for her. How her father was a fisherman and what she remembers of the small
house they lived in right by the water. And how she would get up very early
very morning to help him with breakfast and to pack a lunch for him. How
she longed to sail away with him on his junk (a type of Chinese
boat). If she had been a boy, she would have been able to do just that,
but as a girl, she was not allowed. She said that her father let her help
repair the nets when they needed it, or to untangle them if they were put
away in a rush because of a sudden change in the weather. She was very proud
to tell me how fast and true her fingers were at untangling those nets.
"This was not a job that ordinary daughters were asked to do,"
she said proudly. "But because my father had no sons and I was his
eldest daughter, he trusted me with this very important task."
I like to hear my mother talk about
her own accomplishments with pride. It makes me feel proud of her, or proud

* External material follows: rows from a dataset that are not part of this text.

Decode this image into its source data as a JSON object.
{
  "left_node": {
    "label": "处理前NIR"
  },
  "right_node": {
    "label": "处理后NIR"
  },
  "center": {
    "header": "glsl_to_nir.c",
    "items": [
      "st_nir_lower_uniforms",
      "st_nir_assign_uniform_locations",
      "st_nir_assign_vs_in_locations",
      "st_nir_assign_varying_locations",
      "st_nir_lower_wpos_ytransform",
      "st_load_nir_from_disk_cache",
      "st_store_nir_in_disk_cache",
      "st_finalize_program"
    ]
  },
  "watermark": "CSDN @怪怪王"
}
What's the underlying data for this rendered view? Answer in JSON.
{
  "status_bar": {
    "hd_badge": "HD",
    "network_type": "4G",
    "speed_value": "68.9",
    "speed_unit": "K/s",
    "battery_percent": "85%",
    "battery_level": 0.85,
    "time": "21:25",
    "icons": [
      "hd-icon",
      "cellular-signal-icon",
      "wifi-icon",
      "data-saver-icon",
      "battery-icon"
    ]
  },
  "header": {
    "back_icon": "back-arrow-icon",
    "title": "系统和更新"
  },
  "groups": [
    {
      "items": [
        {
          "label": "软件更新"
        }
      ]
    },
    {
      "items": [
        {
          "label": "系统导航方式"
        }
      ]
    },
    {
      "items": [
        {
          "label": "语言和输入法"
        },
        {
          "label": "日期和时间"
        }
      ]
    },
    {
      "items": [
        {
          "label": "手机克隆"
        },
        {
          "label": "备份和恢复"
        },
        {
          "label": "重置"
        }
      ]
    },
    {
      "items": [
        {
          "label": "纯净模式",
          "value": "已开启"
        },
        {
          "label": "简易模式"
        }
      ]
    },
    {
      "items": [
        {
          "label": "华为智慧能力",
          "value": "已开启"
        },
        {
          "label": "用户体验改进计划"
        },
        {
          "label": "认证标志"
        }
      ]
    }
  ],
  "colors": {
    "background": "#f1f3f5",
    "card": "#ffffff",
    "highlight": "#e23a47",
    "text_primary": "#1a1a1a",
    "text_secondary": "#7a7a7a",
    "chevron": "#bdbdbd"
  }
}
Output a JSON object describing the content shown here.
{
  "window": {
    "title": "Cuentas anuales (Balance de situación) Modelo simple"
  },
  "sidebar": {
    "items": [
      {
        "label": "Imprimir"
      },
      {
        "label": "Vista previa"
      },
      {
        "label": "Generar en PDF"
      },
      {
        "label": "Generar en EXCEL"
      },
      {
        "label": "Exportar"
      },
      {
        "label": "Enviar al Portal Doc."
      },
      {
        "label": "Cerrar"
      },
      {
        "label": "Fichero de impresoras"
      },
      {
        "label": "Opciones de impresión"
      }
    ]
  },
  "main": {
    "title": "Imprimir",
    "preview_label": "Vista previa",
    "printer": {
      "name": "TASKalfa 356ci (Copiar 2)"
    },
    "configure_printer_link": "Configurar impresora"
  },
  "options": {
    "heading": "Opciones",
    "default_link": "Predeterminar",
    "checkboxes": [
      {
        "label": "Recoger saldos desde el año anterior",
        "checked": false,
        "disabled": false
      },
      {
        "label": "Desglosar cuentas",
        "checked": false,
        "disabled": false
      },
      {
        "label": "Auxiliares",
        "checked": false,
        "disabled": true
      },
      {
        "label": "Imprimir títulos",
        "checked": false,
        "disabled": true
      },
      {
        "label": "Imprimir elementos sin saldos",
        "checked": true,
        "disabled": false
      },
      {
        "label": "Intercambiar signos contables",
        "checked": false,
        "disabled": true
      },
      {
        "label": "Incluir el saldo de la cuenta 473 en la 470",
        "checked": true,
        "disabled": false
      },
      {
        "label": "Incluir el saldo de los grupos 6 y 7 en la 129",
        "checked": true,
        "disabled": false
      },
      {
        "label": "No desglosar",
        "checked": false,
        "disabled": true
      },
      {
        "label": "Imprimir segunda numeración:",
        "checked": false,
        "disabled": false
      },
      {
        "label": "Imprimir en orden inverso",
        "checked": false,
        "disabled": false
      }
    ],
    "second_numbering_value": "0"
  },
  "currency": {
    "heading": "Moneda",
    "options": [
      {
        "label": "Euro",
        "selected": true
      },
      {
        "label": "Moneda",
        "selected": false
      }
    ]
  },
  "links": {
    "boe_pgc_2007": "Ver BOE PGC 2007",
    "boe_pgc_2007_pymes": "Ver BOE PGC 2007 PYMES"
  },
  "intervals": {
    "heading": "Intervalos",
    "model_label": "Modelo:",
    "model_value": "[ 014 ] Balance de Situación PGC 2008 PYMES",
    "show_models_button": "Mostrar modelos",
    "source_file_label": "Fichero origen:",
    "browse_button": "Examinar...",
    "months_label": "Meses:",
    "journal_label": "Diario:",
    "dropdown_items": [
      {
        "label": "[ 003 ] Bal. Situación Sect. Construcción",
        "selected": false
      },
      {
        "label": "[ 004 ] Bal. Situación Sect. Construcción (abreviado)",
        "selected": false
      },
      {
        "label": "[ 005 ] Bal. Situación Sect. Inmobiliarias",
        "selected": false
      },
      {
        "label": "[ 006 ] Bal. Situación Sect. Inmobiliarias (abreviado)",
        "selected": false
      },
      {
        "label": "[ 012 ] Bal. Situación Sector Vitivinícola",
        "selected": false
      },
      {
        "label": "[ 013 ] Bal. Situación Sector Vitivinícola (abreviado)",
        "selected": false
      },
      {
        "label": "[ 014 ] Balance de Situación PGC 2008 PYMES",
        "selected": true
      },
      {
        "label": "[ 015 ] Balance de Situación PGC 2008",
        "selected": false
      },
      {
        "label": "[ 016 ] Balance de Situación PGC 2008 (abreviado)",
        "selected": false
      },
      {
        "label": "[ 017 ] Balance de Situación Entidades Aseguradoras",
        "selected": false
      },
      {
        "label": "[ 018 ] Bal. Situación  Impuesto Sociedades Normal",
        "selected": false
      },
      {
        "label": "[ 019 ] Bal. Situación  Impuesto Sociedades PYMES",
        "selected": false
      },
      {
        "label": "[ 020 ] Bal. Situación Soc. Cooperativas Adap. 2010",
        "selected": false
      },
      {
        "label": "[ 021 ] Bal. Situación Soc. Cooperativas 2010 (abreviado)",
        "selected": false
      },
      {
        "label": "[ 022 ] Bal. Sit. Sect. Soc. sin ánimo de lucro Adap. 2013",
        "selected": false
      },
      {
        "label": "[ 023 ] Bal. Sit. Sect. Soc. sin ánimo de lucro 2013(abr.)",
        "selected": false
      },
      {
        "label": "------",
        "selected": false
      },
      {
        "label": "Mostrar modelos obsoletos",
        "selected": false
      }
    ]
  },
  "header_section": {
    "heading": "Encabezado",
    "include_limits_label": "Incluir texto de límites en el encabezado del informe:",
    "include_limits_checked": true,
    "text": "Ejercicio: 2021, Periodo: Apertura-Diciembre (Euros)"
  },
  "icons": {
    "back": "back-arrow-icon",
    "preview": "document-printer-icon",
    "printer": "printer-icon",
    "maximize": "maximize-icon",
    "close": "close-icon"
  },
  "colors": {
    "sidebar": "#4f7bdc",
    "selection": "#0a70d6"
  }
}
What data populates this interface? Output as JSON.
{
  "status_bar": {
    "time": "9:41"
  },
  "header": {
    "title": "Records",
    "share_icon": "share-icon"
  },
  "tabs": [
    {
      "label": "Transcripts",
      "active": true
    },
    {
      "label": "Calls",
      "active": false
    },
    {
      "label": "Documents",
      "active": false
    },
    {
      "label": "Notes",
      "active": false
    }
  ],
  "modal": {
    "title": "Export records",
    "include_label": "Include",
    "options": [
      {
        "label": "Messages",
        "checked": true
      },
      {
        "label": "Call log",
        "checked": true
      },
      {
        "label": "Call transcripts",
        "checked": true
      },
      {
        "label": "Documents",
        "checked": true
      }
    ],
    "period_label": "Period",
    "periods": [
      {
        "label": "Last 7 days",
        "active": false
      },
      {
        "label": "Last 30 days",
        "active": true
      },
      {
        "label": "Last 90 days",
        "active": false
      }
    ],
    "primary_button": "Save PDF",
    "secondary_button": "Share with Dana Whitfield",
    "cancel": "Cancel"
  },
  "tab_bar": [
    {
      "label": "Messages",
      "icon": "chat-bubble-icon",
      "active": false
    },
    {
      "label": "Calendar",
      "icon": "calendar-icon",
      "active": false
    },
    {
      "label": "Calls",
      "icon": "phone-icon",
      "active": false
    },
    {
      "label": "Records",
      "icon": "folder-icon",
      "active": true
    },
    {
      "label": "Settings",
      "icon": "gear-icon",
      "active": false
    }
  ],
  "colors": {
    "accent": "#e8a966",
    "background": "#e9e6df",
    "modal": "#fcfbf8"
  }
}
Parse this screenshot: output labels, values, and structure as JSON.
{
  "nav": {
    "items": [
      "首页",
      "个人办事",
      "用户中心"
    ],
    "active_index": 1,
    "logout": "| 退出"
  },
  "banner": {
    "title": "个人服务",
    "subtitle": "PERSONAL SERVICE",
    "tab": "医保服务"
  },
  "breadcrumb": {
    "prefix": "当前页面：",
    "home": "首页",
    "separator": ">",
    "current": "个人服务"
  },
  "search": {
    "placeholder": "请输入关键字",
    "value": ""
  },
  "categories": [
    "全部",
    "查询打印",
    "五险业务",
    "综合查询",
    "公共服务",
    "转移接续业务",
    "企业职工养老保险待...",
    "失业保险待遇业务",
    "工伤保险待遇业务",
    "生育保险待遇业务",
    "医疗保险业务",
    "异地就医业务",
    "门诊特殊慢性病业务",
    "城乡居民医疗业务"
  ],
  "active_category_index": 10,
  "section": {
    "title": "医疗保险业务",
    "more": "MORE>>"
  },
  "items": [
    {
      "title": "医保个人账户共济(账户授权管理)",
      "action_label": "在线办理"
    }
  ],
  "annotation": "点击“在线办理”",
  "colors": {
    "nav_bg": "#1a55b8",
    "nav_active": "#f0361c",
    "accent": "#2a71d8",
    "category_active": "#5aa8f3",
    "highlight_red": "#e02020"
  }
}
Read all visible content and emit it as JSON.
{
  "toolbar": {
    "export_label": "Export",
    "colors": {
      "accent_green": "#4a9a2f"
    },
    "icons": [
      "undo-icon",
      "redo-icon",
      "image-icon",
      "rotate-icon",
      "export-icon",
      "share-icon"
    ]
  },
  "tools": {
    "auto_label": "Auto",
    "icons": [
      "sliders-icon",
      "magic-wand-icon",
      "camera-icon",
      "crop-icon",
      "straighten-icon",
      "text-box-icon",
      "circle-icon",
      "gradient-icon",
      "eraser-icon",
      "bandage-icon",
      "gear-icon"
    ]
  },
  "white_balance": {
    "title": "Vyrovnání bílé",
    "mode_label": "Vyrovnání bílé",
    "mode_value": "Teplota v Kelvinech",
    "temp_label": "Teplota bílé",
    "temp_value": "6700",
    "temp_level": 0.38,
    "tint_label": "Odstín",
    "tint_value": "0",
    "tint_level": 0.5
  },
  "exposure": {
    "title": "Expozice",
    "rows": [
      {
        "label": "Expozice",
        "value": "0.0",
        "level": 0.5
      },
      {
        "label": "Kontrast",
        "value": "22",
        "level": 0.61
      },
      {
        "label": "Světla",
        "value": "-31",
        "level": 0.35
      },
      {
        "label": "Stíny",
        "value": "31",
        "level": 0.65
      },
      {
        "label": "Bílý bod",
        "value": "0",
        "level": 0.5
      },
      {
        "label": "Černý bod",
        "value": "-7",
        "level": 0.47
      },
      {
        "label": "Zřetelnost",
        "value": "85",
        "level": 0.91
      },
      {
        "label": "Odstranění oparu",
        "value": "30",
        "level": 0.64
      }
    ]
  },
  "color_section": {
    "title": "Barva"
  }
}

of the young girl she once was. She only talks about the old days when my
father isn't around. As if she is not really allowed to have any source
of pride when he's there. I don't understand it. How can anybody live like
that? With one person in the relationship getting all of the power and responsibility
and attention, while the other one just quietly stays in the background
like a scared little shadow. I don't know, maybe I shouldn't be talking
this way. After all, they are my parents and they've been together
for over 20 years... 23 to be exact. They don't scream at each other or
act in any abusive ways. I know for sure they would never get a divorce.
So maybe I shouldn't be judging their relationship. I mean, how do I really
know what it is like for them to be married to each other? Just because
it looks one-sided to me and the kind of relationship I would never get
myself into, that doesn't necessarily mean that it doesn't work for them.
It obviously does work for them. Interesting how that is.
I haven't been at school for two
days and I'm feeling really isolated from everybody I know. I was hoping
the Chaz would call. But he hasn't. My mother said that JoAnn is the only
one who called.
The nice thing is that I have gotten
two really long emails from Elvin, the guy from London and I've written
back twice. I've also met him on line at The InSite chat twice. I still
haven't mentioned anything about him to Chaz.
Do you think I should